House passes Rep. Haler’s bill to help ease doctor shortages in rural areas
“This bill is a good step in ensuring all Washingtonians have access to primary care,” says Haler
Legislation passed the Washington State House of Representatives today that would help hospitals and clinics to develop and expand family medicine residency programs around the state, specifically targeting underserved areas.
Rep. Larry Haler, R-Richland and assistant ranking Republican on the House Higher Education Committee, sponsored the measure after working with stakeholders and the medical community for the last two years. He called today's vote in the House an exciting victory for the current and future health of residents in rural and underserved areas, but cautioned more work needs to be done.
“We have a shortage of family medicine practitioners in certain parts of the state and that shortage is going to continue to get worse unless something is done,” said Haler. “We know that where a physician does their residency is one of the major factors in determining where they end up practicing. It only makes sense to expand our current residency programs or create new ones specifically targeting these underserved regions. This bill is a good step in ensuring all Washingtonians have access to primary care.”
House Bill 1485 would expand the medical schools that participate in the Family Medicine Residency Network (FMRN) to include the Pacific Northwest University of Health Sciences in Yakima and would also include future accredited medical schools. It would require the schools to prioritize future residencies for shortage areas. Haler's bill would also re-establish the Family Medicine Education Advisory Board and has an accountability measure that requires regular reporting.

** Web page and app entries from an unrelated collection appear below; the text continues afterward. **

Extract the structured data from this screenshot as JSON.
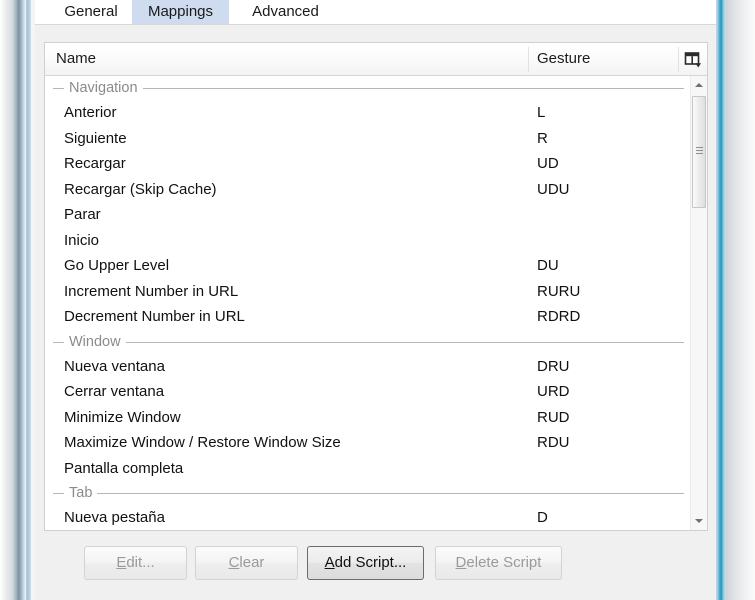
{
  "window": {
    "theme_accent": "#3ea8c9",
    "client_background": "#f0f0f0"
  },
  "tabs": [
    {
      "label": "General",
      "selected": false
    },
    {
      "label": "Mappings",
      "selected": true
    },
    {
      "label": "Advanced",
      "selected": false
    }
  ],
  "list": {
    "columns": [
      {
        "key": "name",
        "label": "Name"
      },
      {
        "key": "gesture",
        "label": "Gesture"
      }
    ],
    "column_chooser_icon": "table-columns-icon",
    "selected_tab_highlight": "#cfdcef",
    "rows": [
      {
        "type": "group",
        "label": "Navigation"
      },
      {
        "type": "item",
        "name": "Anterior",
        "gesture": "L"
      },
      {
        "type": "item",
        "name": "Siguiente",
        "gesture": "R"
      },
      {
        "type": "item",
        "name": "Recargar",
        "gesture": "UD"
      },
      {
        "type": "item",
        "name": "Recargar (Skip Cache)",
        "gesture": "UDU"
      },
      {
        "type": "item",
        "name": "Parar",
        "gesture": ""
      },
      {
        "type": "item",
        "name": "Inicio",
        "gesture": ""
      },
      {
        "type": "item",
        "name": "Go Upper Level",
        "gesture": "DU"
      },
      {
        "type": "item",
        "name": "Increment Number in URL",
        "gesture": "RURU"
      },
      {
        "type": "item",
        "name": "Decrement Number in URL",
        "gesture": "RDRD"
      },
      {
        "type": "group",
        "label": "Window"
      },
      {
        "type": "item",
        "name": "Nueva ventana",
        "gesture": "DRU"
      },
      {
        "type": "item",
        "name": "Cerrar ventana",
        "gesture": "URD"
      },
      {
        "type": "item",
        "name": "Minimize Window",
        "gesture": "RUD"
      },
      {
        "type": "item",
        "name": "Maximize Window / Restore Window Size",
        "gesture": "RDU"
      },
      {
        "type": "item",
        "name": "Pantalla completa",
        "gesture": ""
      },
      {
        "type": "group",
        "label": "Tab"
      },
      {
        "type": "item",
        "name": "Nueva pestaña",
        "gesture": "D"
      }
    ]
  },
  "scrollbar": {
    "up_icon": "scroll-up-arrow-icon",
    "down_icon": "scroll-down-arrow-icon",
    "thumb_position_pct": 0,
    "thumb_size_pct": 25
  },
  "buttons": [
    {
      "id": "edit",
      "label": "Edit...",
      "mnemonic": "E",
      "rest": "dit...",
      "enabled": false
    },
    {
      "id": "clear",
      "label": "Clear",
      "mnemonic": "C",
      "rest": "lear",
      "enabled": false
    },
    {
      "id": "add_script",
      "label": "Add Script...",
      "mnemonic": "A",
      "rest": "dd Script...",
      "enabled": true
    },
    {
      "id": "delete_script",
      "label": "Delete Script",
      "mnemonic": "D",
      "rest": "elete Script",
      "enabled": false
    }
  ]
}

“This isn't the end of my efforts to bring adequate numbers of primary care physicians to rural Washington and underserved areas,” said Haler. “More needs to be done. I'll continue to work closely with the medical and higher education communities on this issue to ensure our citizens have ample opportunity to have their health care needs met now and in the future.”
Haler's bill passed the House unanimously 98-0 and now moves to the Senate for further consideration.
The 105-day 2015 legislative session is scheduled to end April 26.
###Washington State House Republican Communications